Experience: I have been a nurse for 9 years and a midwife for 5 of them. I always knew I wanted to be a midwife and worked hard in my early years to prepare for midwifery as a maternity nurse and childbirth educator. I have worked in Arizona, New Mexico and Texas in every setting from rural hospitals to a birth center to a tertiary care center with very high-risk women. I have loved it all! I have also worked for the Commission for the Accreditation of Birth Centers performing site visits of birth centers across the country.
Why did you become a midwife? I saw midwifery as a combination of everything I wanted to do: provide education, build relationships, and empower women through healthcare.
What do you wish women knew about pregnancy or birth? Education, nutrition, exercise, and choosing your provider are the only things you can control in pregnancy. Focus on them and learn to let go of what you can’t control, it is an important lesson for birth and parenthood.
What were your own birth experiences like? I have one son, Howie, who is almost 2 years old. Unfortunately, things didn’t go quite as planned with his birth. I had to be induced for preeclampsia and it was a long and hard process. However, I think that the greatest lesson from the experience is to surround yourself with people you trust and who know your wishes, so they can advocate for you and support you when things get hard.
If you could change one thing about women's health care, what would it be? Cost! Healthcare is a right!
Years of practice: I became an RN in 1978. I worked in L&D, Emergency, NICU, PedICU for 20 yrs before becoming a nurse-midwife.
Why did you become a midwife?

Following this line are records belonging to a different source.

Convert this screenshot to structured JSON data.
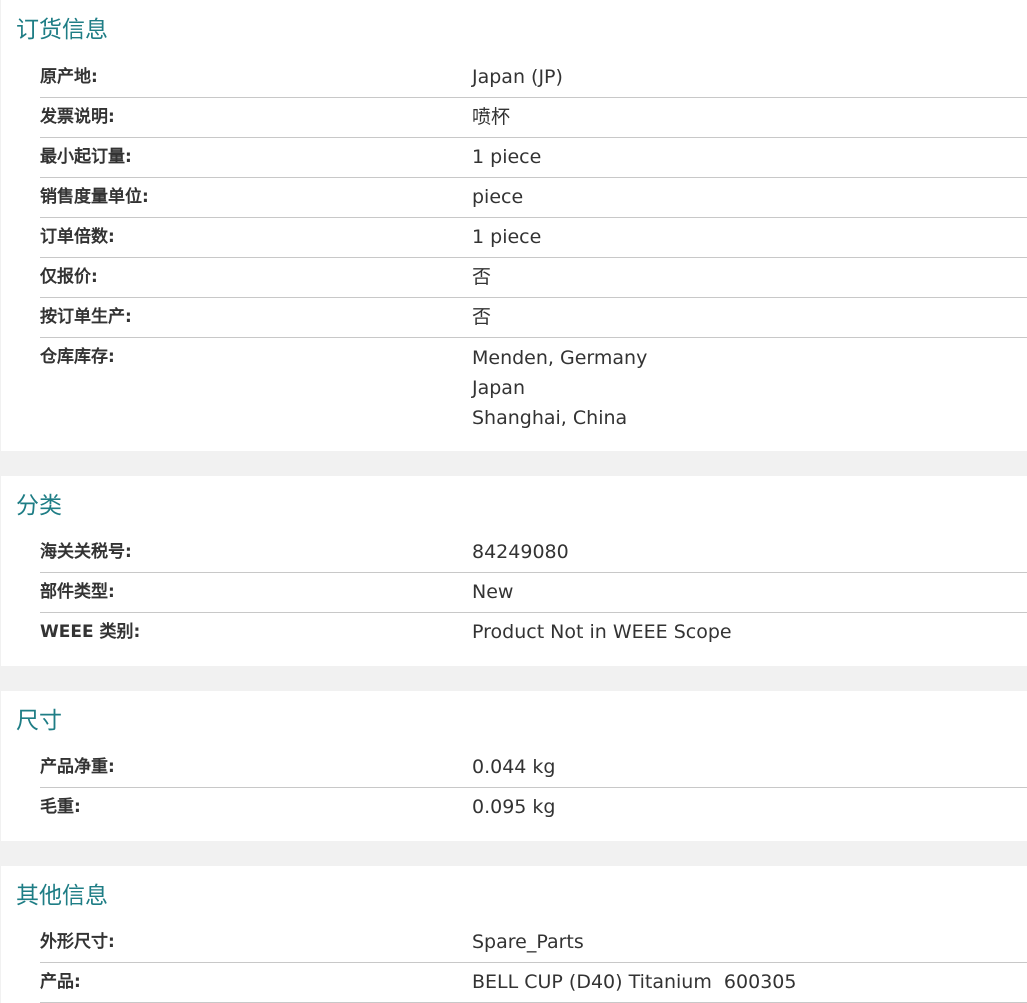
{
  "sections": {
    "ordering": {
      "title": "订货信息",
      "rows": [
        {
          "label": "原产地:",
          "value": "Japan (JP)"
        },
        {
          "label": "发票说明:",
          "value": "喷杯"
        },
        {
          "label": "最小起订量:",
          "value": "1 piece"
        },
        {
          "label": "销售度量单位:",
          "value": "piece"
        },
        {
          "label": "订单倍数:",
          "value": "1 piece"
        },
        {
          "label": "仅报价:",
          "value": "否"
        },
        {
          "label": "按订单生产:",
          "value": "否"
        },
        {
          "label": "仓库库存:",
          "values": [
            "Menden, Germany",
            "Japan",
            "Shanghai, China"
          ]
        }
      ]
    },
    "classification": {
      "title": "分类",
      "rows": [
        {
          "label": "海关关税号:",
          "value": "84249080"
        },
        {
          "label": "部件类型:",
          "value": "New"
        },
        {
          "label": "WEEE 类别:",
          "value": "Product Not in WEEE Scope"
        }
      ]
    },
    "dimensions": {
      "title": "尺寸",
      "rows": [
        {
          "label": "产品净重:",
          "value": "0.044 kg"
        },
        {
          "label": "毛重:",
          "value": "0.095 kg"
        }
      ]
    },
    "other": {
      "title": "其他信息",
      "rows": [
        {
          "label": "外形尺寸:",
          "value": "Spare_Parts"
        },
        {
          "label": "产品:",
          "value": "BELL CUP (D40) Titanium  600305"
        }
      ]
    }
  },
  "colors": {
    "title": "#1e7d85",
    "text": "#333333",
    "divider": "#c8c8c8",
    "background": "#f1f1f1"
  }
}
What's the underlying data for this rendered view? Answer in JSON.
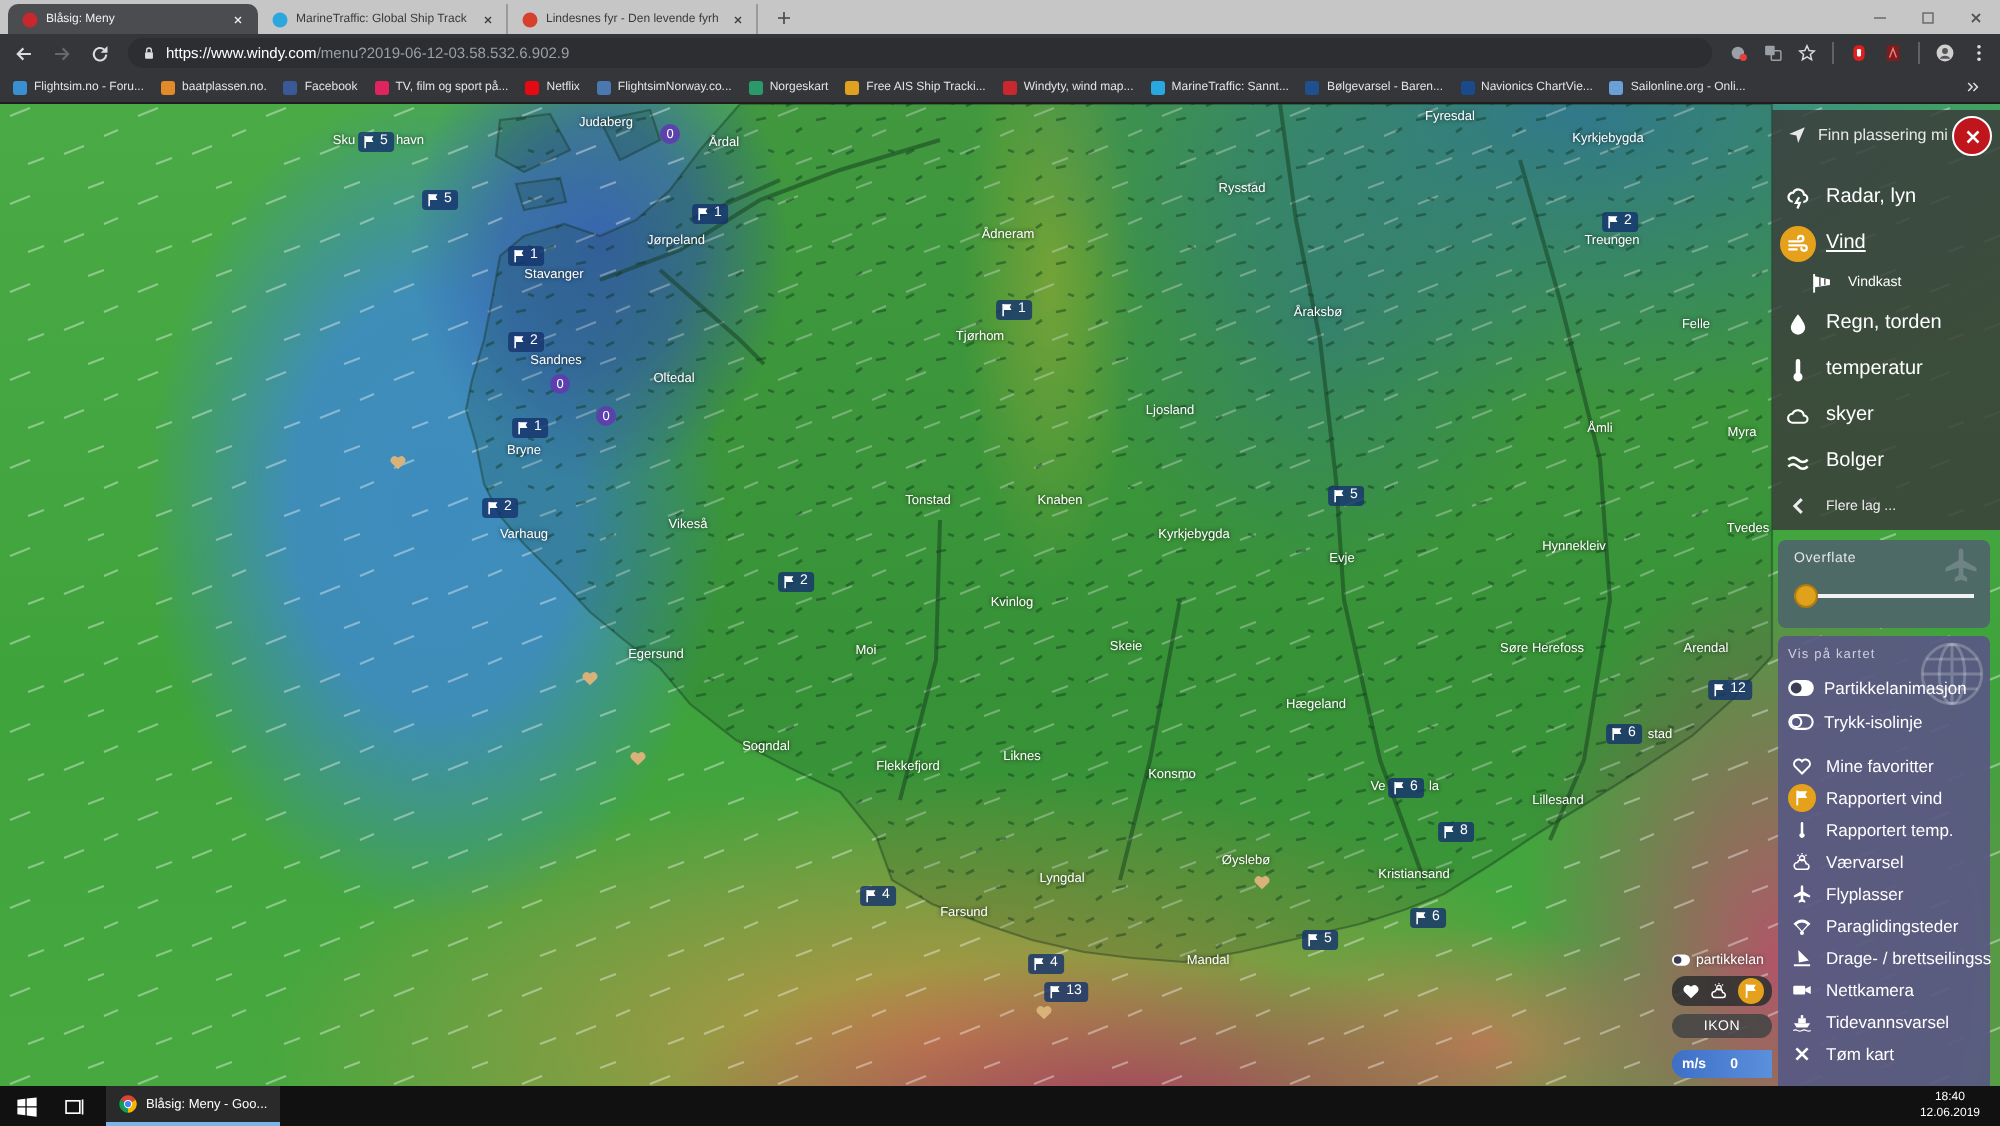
{
  "browser": {
    "tabs": [
      {
        "title": "Blåsig: Meny",
        "color": "#c8282d",
        "selected": true
      },
      {
        "title": "MarineTraffic: Global Ship Track",
        "color": "#2ba6de",
        "selected": false
      },
      {
        "title": "Lindesnes fyr - Den levende fyrh",
        "color": "#d8402e",
        "selected": false
      }
    ],
    "nav_buttons": [
      {
        "kind": "back",
        "disabled": false
      },
      {
        "kind": "forward",
        "disabled": true
      },
      {
        "kind": "reload",
        "disabled": false
      }
    ],
    "address": {
      "host": "https://www.windy.com",
      "path": "/menu?2019-06-12-03.58.532.6.902.9"
    },
    "bookmarks": [
      {
        "label": "Flightsim.no - Foru...",
        "color": "#3a8fd0"
      },
      {
        "label": "baatplassen.no.",
        "color": "#e08a2a"
      },
      {
        "label": "Facebook",
        "color": "#3b5998"
      },
      {
        "label": "TV, film og sport på...",
        "color": "#e0245e"
      },
      {
        "label": "Netflix",
        "color": "#e50914"
      },
      {
        "label": "FlightsimNorway.co...",
        "color": "#4a78b0"
      },
      {
        "label": "Norgeskart",
        "color": "#2a9a6a"
      },
      {
        "label": "Free AIS Ship Tracki...",
        "color": "#e0a020"
      },
      {
        "label": "Windyty, wind map...",
        "color": "#c8282d"
      },
      {
        "label": "MarineTraffic: Sannt...",
        "color": "#29a8e0"
      },
      {
        "label": "Bølgevarsel - Baren...",
        "color": "#1f4f8f"
      },
      {
        "label": "Navionics ChartVie...",
        "color": "#1a4a8a"
      },
      {
        "label": "Sailonline.org - Onli...",
        "color": "#6aa0d8"
      }
    ]
  },
  "map": {
    "places": [
      "Judaberg",
      "Fyresdal",
      "Sku",
      "havn",
      "Årdal",
      "Kyrkjebygda",
      "Rysstad",
      "Jørpeland",
      "Ådneram",
      "Treungen",
      "Stavanger",
      "Åraksbø",
      "Tjørhom",
      "Felle",
      "Sandnes",
      "Oltedal",
      "Ljosland",
      "Åmli",
      "Myra",
      "Bryne",
      "Tonstad",
      "Knaben",
      "Varhaug",
      "Vikeså",
      "Kyrkjebygda",
      "Tvedes",
      "Evje",
      "Hynnekleiv",
      "Kvinlog",
      "Egersund",
      "Moi",
      "Skeie",
      "Søre Herefoss",
      "Arendal",
      "Hægeland",
      "Sogndal",
      "stad",
      "Flekkefjord",
      "Liknes",
      "Konsmo",
      "Ve",
      "la",
      "Lillesand",
      "Øyslebø",
      "Lyngdal",
      "Kristiansand",
      "Farsund",
      "Mandal"
    ],
    "stations": [
      {
        "kind": "wind",
        "reading": "5"
      },
      {
        "kind": "calm",
        "reading": "0"
      },
      {
        "kind": "wind",
        "reading": "5"
      },
      {
        "kind": "wind",
        "reading": "1"
      },
      {
        "kind": "wind",
        "reading": "2"
      },
      {
        "kind": "wind",
        "reading": "1"
      },
      {
        "kind": "wind",
        "reading": "1"
      },
      {
        "kind": "wind",
        "reading": "2"
      },
      {
        "kind": "calm",
        "reading": "0"
      },
      {
        "kind": "wind",
        "reading": "1"
      },
      {
        "kind": "calm",
        "reading": "0"
      },
      {
        "kind": "wind",
        "reading": "2"
      },
      {
        "kind": "wind",
        "reading": "5"
      },
      {
        "kind": "wind",
        "reading": "2"
      },
      {
        "kind": "wind",
        "reading": "12"
      },
      {
        "kind": "wind",
        "reading": "6"
      },
      {
        "kind": "wind",
        "reading": "6"
      },
      {
        "kind": "wind",
        "reading": "8"
      },
      {
        "kind": "wind",
        "reading": "4"
      },
      {
        "kind": "wind",
        "reading": "6"
      },
      {
        "kind": "wind",
        "reading": "5"
      },
      {
        "kind": "wind",
        "reading": "4"
      },
      {
        "kind": "wind",
        "reading": "13"
      }
    ]
  },
  "layers": {
    "locate": "Finn plassering mi",
    "items": [
      {
        "kind": "radar",
        "label": "Radar, lyn",
        "selected": false
      },
      {
        "kind": "wind",
        "label": "Vind",
        "selected": true
      },
      {
        "kind": "gust",
        "label": "Vindkast",
        "selected": false
      },
      {
        "kind": "rain",
        "label": "Regn, torden",
        "selected": false
      },
      {
        "kind": "temperature",
        "label": "temperatur",
        "selected": false
      },
      {
        "kind": "clouds",
        "label": "skyer",
        "selected": false
      },
      {
        "kind": "waves",
        "label": "Bolger",
        "selected": false
      }
    ],
    "more": "Flere lag ..."
  },
  "altitude": {
    "label": "Overflate",
    "level": 0
  },
  "overlays": {
    "title": "Vis på kartet",
    "toggles": [
      {
        "label": "Partikkelanimasjon",
        "on": true
      },
      {
        "label": "Trykk-isolinje",
        "on": false
      }
    ],
    "items": [
      {
        "kind": "favorites",
        "label": "Mine favoritter",
        "selected": false
      },
      {
        "kind": "wind_reports",
        "label": "Rapportert vind",
        "selected": true
      },
      {
        "kind": "temperature_reports",
        "label": "Rapportert temp.",
        "selected": false
      },
      {
        "kind": "forecast",
        "label": "Værvarsel",
        "selected": false
      },
      {
        "kind": "airports",
        "label": "Flyplasser",
        "selected": false
      },
      {
        "kind": "paragliding",
        "label": "Paraglidingsteder",
        "selected": false
      },
      {
        "kind": "kiting",
        "label": "Drage- / brettseilingss",
        "selected": false
      },
      {
        "kind": "webcams",
        "label": "Nettkamera",
        "selected": false
      },
      {
        "kind": "tides",
        "label": "Tidevannsvarsel",
        "selected": false
      },
      {
        "kind": "clear",
        "label": "Tøm kart",
        "selected": false
      }
    ]
  },
  "map_controls": {
    "particles": {
      "label": "partikkelan",
      "on": true
    },
    "picker": [
      {
        "kind": "favorites",
        "selected": false
      },
      {
        "kind": "forecast",
        "selected": false
      },
      {
        "kind": "wind_reports",
        "selected": true
      }
    ],
    "mode": "IKON",
    "unit": "m/s",
    "value": "0"
  },
  "taskbar": {
    "app": "Blåsig: Meny - Goo...",
    "time": "18:40",
    "date": "12.06.2019"
  }
}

I became a nurse-midwife because I wanted to have a more progressive role in caring for women. I wanted more advanced education and training. I thought about going to medical school to become an obstetrician, but realized that I was most interested in the midwifery model of care.
What do you wish women knew about pregnancy or birth? I wish that women were more empowered, in pregnancy, childbirth and motherhood. I want to be a source of knowledge and empowerment for them to make their own best decisions and choices.
What were your own birth experiences like? My first pregnancy was at age 19. I was completely unaware of what was happening to me. In those days, we never heard our babies’ heartbeat or saw an ultrasound. It was all a mystery. We had no support in labor and birth. It was all scary and lonely. I want to make sure the mothers I care for feel respected, heard, guided and supported.
If you could change one thing about women's health care, what would it be? If I could change one thing about women’s health care it would be to train more nurse-midwives. I believe the future will need more of us and we need to be ready. I love this work!